"The Story of the Cleveland Krishna"
Photo credit: Cleveland Museum of Art

What do you think makes a piece of art in a museum moving?

SONYA: I think aesthetic experience is one way — a visceral reaction to an extraordinary visual presentation — but I also think it’s the human connection. Empathy with the people who had such passion of faith, and such love for this divinity that they would be able to take their resources, use their talents, and pour them into this work. The Krishna is probably at least six tonnes or so for the block, and then to carve such an incredible figure out of that... and this is in the 6th century, when there were no machines! There's a complete sense of body mechanics and the dynamism that it would take to convey this image of a child, who is an all-powerful God, who can raise up a mountain — as the text says, “as though it were a mushroom cap,” — and hold it up for seven days.
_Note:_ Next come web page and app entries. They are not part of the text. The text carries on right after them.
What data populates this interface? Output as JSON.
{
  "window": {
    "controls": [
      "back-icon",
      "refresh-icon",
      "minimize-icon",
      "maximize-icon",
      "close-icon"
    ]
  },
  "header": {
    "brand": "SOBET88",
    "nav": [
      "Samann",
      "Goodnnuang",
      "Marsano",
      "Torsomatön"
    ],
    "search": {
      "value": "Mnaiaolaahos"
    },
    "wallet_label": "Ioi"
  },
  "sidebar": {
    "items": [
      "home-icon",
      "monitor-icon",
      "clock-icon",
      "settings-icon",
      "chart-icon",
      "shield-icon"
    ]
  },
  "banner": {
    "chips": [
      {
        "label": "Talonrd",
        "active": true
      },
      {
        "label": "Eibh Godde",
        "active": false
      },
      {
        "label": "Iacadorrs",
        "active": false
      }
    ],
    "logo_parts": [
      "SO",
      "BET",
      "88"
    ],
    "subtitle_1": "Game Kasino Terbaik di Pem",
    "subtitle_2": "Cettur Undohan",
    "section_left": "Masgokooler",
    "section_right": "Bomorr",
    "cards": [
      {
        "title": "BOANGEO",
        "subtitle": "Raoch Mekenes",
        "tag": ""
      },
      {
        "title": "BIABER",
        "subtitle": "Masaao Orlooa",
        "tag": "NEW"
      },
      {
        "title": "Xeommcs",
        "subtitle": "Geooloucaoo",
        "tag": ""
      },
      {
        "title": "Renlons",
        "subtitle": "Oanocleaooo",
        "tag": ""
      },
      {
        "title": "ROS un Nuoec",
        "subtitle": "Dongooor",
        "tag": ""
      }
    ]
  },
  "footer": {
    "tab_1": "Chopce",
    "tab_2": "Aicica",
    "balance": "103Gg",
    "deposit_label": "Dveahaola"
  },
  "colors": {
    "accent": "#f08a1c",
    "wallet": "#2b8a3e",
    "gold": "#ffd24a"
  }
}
These are two contradictory elements that the artist has brought together larger than life-size in this huge block of stone, and this was done without a stone sculptural tradition before this. You would think that something at the very beginning would be experimental or tentative, but in fact all eight sculptures from Phnom Da are monumental. There must have been an extraordinary well of inspiration to have brought this about. It's a manifestation of an emotional movement on the part of the makers. If we then consider ourselves — what do we have to do to create something so beautiful and so difficult to make, and what would make it worth it? It just gets to this power of human capacity, when something is really worth it.

IC + CMA Creative Team, November 2021

What do you see as another opportunity for MR in the museum?

SONYA: In my area of South Asian Art most works are taken out of context. There was a push among specialists of the mid-20th century to say they're not just ethnographic items, they are extraordinarily beautiful objects that belong in an art museum. But they've been so sanitized in a way that we've lost a lot of understanding about what makes them valuable, and that human experience that makes them particularly moving. The 21st century Art Museum is going to say, “but what were they for, and where did they come from?" Trying to reclaim that human element... and how can we do that while we're sitting here in Cleveland?

I think HoloLens would be brilliant for that, if we can scan some of these altar spaces or even a spectacular Indian Hindu temple that has the stone sculpture still installed in place, then we can holographically bring the context to an object in the gallery — to “put it back” in a virtual way. That is what the curator tries to do with a 100-word label, and it falls miserably short. My dream is to be able to let people, in an instant, get why this is a great work. That's why it's so exciting that we're embarking on these collaborations. The IC is a place where there are people who can make the dream visible.

For more information on the exhibit, including tickets and times, please visit Cleveland Museum of Art online.